There are a number of factors that come into play when trying to determine the cost of just migrating a VB6 application to VB.NET. Let me provide an admittedly incomplete list.
Naturally, the first thing to consider is moving the code from VB6 to .NET. Where there are migration wizards that are available, both from Microsoft and third parties, it is important to realize that there is no way to simply 'wizard' a migration. While the syntax between VB6 and VB.NET are similar, there are many concepts that are different. And no wizard will take a VB6 application and create a VB.NET application that is designed in the most effective manner for .NET. So while you can get an application to be compilable quite quickly, it won't be taking advantage of many of the features of .NET that can improve developer productivity. This is one of the reasons that many companies consider re-writing VB6 applications instead of just migrating them.
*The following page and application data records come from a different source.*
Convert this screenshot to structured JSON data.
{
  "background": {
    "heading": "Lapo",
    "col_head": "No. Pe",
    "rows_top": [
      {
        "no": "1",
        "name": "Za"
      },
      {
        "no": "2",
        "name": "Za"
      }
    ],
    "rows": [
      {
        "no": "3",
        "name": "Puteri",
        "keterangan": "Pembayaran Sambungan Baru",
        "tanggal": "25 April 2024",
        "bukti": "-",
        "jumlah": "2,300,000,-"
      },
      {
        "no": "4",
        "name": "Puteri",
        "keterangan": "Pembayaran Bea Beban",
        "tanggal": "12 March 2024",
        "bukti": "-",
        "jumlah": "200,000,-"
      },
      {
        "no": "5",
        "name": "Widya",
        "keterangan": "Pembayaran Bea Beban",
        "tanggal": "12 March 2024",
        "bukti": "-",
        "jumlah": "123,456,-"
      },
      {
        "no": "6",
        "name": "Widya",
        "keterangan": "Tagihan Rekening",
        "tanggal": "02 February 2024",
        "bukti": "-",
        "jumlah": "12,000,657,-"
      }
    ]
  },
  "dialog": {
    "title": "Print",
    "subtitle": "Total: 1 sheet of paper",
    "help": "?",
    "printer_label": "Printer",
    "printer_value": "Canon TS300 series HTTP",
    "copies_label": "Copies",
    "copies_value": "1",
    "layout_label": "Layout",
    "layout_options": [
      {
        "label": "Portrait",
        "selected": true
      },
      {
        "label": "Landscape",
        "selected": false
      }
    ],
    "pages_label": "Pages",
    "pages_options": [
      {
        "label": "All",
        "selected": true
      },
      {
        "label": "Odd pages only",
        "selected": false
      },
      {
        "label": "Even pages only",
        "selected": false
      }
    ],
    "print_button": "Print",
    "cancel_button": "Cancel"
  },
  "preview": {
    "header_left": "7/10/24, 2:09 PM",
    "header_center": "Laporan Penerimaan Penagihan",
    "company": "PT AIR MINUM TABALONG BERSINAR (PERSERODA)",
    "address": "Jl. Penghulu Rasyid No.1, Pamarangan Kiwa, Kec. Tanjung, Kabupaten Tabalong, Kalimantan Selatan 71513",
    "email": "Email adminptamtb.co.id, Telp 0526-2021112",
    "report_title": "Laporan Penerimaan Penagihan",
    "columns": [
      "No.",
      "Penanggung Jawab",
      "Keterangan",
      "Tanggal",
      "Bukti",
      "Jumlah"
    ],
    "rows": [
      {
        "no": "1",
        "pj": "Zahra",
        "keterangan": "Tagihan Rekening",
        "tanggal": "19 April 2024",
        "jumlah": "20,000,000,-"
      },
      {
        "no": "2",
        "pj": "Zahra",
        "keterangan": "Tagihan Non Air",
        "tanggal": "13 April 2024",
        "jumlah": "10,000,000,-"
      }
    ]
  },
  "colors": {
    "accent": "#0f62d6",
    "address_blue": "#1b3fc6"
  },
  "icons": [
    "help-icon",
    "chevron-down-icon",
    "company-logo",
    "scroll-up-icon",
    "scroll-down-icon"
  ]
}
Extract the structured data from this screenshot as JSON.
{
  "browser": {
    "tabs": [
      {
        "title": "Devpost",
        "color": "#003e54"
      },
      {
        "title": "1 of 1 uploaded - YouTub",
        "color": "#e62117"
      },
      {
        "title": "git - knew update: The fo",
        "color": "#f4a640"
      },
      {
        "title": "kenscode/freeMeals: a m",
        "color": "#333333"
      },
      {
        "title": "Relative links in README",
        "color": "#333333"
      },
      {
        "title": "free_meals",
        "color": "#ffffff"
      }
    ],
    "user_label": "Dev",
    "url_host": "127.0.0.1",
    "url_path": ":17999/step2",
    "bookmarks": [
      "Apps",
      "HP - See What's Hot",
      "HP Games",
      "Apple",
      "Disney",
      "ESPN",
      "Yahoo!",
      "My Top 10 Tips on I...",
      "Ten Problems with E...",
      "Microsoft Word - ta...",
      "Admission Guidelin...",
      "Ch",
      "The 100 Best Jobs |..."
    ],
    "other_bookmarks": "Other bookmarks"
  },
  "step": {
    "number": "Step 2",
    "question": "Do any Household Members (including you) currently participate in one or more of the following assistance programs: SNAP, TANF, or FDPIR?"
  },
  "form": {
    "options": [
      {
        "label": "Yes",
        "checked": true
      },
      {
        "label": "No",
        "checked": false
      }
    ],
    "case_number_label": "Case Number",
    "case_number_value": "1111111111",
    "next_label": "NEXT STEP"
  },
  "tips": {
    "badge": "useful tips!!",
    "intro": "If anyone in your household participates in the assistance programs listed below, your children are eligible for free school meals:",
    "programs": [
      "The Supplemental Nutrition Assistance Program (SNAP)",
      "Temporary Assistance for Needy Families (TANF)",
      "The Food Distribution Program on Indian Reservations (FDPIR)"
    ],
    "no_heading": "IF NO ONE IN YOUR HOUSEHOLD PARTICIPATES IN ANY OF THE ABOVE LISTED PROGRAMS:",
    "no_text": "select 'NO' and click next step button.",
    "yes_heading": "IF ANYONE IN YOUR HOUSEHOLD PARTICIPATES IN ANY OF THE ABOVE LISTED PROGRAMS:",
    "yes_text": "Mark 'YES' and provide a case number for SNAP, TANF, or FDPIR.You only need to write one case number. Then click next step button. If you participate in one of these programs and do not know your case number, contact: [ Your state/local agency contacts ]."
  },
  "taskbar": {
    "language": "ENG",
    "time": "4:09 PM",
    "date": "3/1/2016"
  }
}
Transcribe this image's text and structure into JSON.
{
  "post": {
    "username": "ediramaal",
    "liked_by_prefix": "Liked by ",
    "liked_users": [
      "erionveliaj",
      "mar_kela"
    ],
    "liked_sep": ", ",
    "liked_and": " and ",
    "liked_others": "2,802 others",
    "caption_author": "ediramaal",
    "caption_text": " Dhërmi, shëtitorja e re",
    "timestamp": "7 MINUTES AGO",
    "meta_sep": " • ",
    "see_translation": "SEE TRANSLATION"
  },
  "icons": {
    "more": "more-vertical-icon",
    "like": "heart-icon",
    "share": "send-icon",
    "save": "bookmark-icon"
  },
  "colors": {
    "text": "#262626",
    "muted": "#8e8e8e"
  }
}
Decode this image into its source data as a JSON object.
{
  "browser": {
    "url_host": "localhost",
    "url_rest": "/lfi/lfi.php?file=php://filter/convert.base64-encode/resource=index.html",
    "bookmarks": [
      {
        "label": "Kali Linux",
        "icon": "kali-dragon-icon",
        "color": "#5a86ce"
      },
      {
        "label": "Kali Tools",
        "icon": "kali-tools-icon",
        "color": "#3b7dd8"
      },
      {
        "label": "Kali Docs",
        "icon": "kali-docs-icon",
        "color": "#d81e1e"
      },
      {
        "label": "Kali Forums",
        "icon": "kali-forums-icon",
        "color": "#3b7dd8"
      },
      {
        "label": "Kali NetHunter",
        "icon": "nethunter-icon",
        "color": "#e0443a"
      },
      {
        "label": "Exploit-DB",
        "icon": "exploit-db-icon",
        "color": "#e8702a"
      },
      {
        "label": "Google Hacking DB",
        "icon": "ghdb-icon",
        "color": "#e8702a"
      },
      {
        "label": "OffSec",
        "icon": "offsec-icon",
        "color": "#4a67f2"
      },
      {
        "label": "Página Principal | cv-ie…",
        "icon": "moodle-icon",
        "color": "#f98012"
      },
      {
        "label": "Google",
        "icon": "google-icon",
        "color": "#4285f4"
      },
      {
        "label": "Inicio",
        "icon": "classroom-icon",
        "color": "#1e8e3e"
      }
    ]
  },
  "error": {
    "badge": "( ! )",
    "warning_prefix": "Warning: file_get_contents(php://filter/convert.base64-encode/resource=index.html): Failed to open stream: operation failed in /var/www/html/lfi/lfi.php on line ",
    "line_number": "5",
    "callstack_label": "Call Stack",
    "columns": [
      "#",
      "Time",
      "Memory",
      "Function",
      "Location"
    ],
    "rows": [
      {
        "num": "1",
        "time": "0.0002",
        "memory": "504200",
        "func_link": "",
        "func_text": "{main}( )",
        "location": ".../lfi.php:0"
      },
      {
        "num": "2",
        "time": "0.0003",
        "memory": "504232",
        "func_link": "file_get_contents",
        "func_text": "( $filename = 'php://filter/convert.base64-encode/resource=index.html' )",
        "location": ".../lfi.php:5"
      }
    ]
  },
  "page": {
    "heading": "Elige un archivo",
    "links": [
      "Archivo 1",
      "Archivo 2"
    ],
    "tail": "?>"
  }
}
That having been said, it is certainly faster to migrate an application than it is to rewrite. An average developer can produce 500-1000 lines of tested and deployable code in a month. However, that same developer can migrate 35,000 to 40,000 lines of code a month. So to calculate raw cost per line of a migration, figure out how much you pay an average developer in a month and divide by 35,000.
Of course, migrating the code is only part of the associated cost. Developers have to be retrained to use VB.NET. A typical VB6 developer will take about six months to regain the productivity level in VB.NET that they had in VB6. A junior developer might take 8 months, while a senior developer will take around 4 months.
Part of the process of getting people up to speed will be training. Depending on the technologies that are being used, anywhere from 10-20 days of in-class training will be needed. A typical breakdown of the topics covered would be 3-8 days of .NET Framework training, 3-5 days of ASP.NET development, 1-2 days of testing. 4-5 days of advanced programming concepts (WCF, Sharepoint, WPF, etc).
While this might seem like an expensive process, there are hidden costs and lost productivity associated with trying to get developers up to speed 'on the cheap'. There is too much in .NET for a single class to provide all of the necessary information in sufficient depth to be able to use it effectively. The problem is that some organizations (and some developers) will pretend that a 5 day course on .NET is good enough. The developer will end up spending the next 12 months looking up how to do the common tasks that weren't covered in the 5 days and will end up making design decisions that, had they the correct knowledge at the time, would not be made. Both company and developer can spend years trying to correct the bad choices made through inexperience.
Preparing the VB6 Application
There are a number of common issues that arise during the migration process, issues that can't be addressed by a wizard. These issues generate the large majority of problems that are found when migrating and include such items as
- The default property is no longer used
- The property/method is not found in VB.NET
- The property/method is found, but has a slightly different behavior
- COM functionality has changed
If these issues are addressed before the migration (that is, in the VB6 application), it can help speed up the migration process. Each of these issues actually results in a cascade of problems (on the order of 5 VB.NET problems for each instance of a VB6 problem) in the migrated application, so it is worthwhile to spend some time 'fixing' the VB6 application in order to get it ready for migration.
While there are other considerations involved (is the new application to be web-enabled? is there integration with other legacy applications?, etc.), these items are the largest sources of cost associated with migrating from VB6 to .NET.